This Is How Biblical Intertextuality Works, Too

John Gardner’s The Art of Fiction: Notes on Craft for Young Writers, 192–93:

“It is this quality of the novel, its built-in need to return and repeat, that forms the physical basis of the novel’s chief glory, its resonant close. . . . What rings and resounds at the end of a novel is not just physical, however. What moves us is not just that characters, images, and events get some form of recapitulation or recall: We are moved by the increasing connectedness of things, ultimately a connectedness of values. Coleridge pointed out, stirred to the observation by his interest in Hartleian psychology, that increasingly complex systems of association can give a literary work some of its power. When we encounter two things in close association, Hartley noticed, we tend to recall one when we encounter the other. Thus, for example, if one is standing in a drugstore when one first reads Shelley, the next time one goes to a drugstore one may think of the poet, and the next time one encounters a poem by Shelley one may get a faint whiff of Dial and bathsalts. The same thing happens when we read fiction. If the first time our hero meets a given character it occurs in a graveyard, the character’s next appearance will carry with it some residue of the graveyard setting.
The effect can be roughly illustrated this way. Let a represent a pair of bloody shoes, first encountered at the foot of a willow tree, b; let c equal an orphan home, first encountered in a thunderstorm, d; and let e represent a woman’s kiss, experienced on a train, f. If a (the bloody shoes) is mentioned later in the story, it draws with it a memory of the willow (b . . .). In the same way c produces [d] as an echo, and e produces [f]. . . . Compared to what actually happens in fiction, this . . . is simple and crude in the extreme . . . Even at the end of a short story, the power of an organized return of images, events, and characters can be considerable. Think of Joyce’s “The Dead.” In the closing moments of a novel the effect can be overwhelming.”

My own opinion now: I think the best novelists are in many respects copying what the biblical authors have done.

Join the Conversation

1 Comment

  1. I really like this post. These comments from Gardner are facinating when considered in light of the Bible. Now, I know you and I aren’t going to see this the same way, Jim, but I think Gardner is hitting on MUCH of what the author of Matthew’s gospel was doing in his birth narrative. However, where you likely see divine connection between OT to NT (Moses to Jesus, Israel’s failings to Jesus’ fulfillment, etc), I tend to think that the writer of Matthew used these motifs to create a narrative that theologically frames Jesus in a way that he felt best communicated him to his Jewish audience.
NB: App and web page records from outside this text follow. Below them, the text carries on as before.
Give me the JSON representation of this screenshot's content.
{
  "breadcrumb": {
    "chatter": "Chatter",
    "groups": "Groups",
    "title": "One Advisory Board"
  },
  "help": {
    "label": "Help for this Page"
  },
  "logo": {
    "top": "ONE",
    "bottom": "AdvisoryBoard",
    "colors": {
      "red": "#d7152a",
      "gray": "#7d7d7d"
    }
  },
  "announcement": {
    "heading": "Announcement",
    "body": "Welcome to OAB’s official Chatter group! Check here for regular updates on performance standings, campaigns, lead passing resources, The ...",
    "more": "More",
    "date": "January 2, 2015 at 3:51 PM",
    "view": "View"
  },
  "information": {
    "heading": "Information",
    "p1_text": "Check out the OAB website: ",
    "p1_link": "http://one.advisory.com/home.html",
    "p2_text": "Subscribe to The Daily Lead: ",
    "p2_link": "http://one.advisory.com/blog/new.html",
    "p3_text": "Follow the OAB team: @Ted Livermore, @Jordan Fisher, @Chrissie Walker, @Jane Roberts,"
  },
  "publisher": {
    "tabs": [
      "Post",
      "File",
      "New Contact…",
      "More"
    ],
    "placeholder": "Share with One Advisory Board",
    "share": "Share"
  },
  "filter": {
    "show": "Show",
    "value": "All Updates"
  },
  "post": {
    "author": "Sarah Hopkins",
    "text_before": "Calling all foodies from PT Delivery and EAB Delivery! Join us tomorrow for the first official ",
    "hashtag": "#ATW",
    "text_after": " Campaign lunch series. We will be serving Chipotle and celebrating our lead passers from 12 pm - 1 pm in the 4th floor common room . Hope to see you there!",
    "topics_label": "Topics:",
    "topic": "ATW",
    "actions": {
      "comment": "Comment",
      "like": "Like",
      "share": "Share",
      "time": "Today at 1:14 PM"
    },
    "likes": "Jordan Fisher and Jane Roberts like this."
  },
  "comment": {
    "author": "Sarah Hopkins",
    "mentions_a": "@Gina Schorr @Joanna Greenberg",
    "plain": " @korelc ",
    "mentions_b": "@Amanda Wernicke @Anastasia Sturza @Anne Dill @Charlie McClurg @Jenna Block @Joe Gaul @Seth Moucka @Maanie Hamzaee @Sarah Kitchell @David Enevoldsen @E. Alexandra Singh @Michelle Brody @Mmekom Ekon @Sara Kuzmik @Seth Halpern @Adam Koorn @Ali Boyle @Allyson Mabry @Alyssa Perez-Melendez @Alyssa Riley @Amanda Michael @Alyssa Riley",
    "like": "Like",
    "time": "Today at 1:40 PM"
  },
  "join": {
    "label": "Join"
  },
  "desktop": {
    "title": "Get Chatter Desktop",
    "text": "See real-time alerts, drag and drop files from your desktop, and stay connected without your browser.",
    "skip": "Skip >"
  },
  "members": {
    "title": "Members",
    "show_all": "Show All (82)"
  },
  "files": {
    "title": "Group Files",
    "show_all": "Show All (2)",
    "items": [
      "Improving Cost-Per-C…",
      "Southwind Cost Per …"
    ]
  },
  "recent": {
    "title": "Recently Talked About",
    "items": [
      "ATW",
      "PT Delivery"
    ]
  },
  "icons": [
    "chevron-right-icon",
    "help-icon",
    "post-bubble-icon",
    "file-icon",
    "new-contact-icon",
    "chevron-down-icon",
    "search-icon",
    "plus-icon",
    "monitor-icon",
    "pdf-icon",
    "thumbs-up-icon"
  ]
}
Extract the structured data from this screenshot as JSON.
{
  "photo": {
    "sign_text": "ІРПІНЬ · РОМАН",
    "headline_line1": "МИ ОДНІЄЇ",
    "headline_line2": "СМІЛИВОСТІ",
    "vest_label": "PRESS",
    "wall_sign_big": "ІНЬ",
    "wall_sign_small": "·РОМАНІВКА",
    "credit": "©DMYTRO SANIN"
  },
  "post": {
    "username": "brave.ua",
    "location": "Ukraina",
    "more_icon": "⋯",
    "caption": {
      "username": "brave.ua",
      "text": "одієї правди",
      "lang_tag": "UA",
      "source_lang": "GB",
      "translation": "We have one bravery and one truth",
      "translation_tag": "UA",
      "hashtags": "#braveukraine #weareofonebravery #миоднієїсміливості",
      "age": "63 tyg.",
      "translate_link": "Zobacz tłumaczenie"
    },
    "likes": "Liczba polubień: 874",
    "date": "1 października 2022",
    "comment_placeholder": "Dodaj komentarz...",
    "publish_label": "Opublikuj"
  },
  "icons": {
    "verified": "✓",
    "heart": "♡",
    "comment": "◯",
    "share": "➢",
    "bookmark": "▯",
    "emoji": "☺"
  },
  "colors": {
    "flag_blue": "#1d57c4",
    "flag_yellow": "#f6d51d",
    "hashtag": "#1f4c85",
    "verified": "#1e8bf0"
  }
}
    As I shared with you earlier, I don’t think that the flight to Egypt or the visitation of the magi are factual, but are literary devices used theologically. Matthew uses them as Gardner describes in your post.

Leave a comment

Your email address will not be published. Required fields are marked *